WORK ORDER: Locate every line in the records below that contains the word "this", and copy each one.

SOURCE DATA:
^^^^
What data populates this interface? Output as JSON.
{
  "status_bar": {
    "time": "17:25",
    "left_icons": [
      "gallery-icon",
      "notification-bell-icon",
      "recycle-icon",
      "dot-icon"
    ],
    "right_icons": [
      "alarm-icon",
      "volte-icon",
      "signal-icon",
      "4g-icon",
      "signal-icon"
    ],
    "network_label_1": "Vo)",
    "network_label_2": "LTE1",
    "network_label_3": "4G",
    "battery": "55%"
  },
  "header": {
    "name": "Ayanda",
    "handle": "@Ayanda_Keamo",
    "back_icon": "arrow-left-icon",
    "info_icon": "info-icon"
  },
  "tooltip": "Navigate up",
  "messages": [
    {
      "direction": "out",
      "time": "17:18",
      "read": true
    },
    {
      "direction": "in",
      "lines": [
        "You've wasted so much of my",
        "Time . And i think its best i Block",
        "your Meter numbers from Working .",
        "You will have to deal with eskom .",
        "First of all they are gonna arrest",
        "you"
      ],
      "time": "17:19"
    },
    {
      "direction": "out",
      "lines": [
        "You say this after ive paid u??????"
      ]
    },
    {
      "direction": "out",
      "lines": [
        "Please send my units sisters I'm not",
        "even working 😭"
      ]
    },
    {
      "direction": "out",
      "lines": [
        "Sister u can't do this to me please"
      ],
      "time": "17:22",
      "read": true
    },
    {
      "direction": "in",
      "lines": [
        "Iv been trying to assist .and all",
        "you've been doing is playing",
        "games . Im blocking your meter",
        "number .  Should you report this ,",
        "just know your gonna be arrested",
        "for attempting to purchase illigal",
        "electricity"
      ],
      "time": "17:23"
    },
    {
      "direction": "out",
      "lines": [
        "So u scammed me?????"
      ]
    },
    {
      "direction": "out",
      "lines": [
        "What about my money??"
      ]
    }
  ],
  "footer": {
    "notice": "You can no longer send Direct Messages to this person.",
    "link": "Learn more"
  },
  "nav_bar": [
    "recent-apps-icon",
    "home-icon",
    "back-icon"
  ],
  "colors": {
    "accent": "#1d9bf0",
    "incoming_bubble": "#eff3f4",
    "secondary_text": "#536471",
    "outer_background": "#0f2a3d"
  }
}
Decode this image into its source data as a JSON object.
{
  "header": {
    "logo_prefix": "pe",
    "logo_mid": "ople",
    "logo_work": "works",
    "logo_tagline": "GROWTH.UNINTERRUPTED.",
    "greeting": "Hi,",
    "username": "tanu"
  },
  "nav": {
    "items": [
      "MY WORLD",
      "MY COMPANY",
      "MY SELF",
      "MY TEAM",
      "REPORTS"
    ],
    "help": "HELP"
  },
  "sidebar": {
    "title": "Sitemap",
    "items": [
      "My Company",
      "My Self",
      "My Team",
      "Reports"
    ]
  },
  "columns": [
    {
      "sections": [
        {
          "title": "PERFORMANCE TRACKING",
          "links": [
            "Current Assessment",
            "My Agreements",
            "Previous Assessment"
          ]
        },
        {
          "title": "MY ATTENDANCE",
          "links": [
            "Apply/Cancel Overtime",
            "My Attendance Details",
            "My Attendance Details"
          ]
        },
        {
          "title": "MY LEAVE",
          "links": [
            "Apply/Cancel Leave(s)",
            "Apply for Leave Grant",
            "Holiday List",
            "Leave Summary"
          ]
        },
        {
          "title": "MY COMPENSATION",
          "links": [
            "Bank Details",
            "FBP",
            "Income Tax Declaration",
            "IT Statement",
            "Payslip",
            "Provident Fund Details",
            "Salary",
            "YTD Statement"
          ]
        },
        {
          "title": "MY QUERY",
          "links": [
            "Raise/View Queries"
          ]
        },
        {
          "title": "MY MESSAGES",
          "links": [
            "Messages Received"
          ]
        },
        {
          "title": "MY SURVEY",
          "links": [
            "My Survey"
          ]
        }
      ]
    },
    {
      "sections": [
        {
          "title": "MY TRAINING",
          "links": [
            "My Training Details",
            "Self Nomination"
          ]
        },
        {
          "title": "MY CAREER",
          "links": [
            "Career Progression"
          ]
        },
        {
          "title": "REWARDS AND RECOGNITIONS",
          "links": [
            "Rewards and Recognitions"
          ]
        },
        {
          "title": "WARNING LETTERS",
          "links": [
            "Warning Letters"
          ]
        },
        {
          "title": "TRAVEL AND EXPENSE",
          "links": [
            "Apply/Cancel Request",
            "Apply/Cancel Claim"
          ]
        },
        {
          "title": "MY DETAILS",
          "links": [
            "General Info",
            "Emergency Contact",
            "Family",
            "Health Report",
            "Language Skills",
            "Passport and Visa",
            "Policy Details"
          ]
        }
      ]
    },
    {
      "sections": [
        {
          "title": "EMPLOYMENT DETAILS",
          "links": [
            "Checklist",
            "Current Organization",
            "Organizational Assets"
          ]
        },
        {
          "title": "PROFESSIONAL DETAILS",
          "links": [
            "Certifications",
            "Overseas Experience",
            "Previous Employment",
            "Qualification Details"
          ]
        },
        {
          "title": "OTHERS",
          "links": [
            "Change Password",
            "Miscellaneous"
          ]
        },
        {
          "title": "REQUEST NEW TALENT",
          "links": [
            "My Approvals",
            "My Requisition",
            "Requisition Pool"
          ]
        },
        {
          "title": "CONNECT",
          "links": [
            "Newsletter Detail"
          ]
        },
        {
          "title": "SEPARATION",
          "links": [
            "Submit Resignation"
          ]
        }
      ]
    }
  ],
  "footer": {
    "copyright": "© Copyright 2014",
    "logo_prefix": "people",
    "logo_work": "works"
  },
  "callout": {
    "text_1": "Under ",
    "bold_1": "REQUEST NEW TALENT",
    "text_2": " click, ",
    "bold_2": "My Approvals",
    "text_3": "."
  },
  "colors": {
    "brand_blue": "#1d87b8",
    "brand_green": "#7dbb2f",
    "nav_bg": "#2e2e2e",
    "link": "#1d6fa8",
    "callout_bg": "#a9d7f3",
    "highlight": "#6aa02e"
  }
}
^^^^
EXERCISE RESULT:
What data populates this interface? Output as JSON.
        "You say this after ive paid u??????"
        "Sister u can't do this to me please"
        "number .  Should you report this ,",
    "notice": "You can no longer send Direct Messages to this person.",
Decode this image into its source data as a JSON object.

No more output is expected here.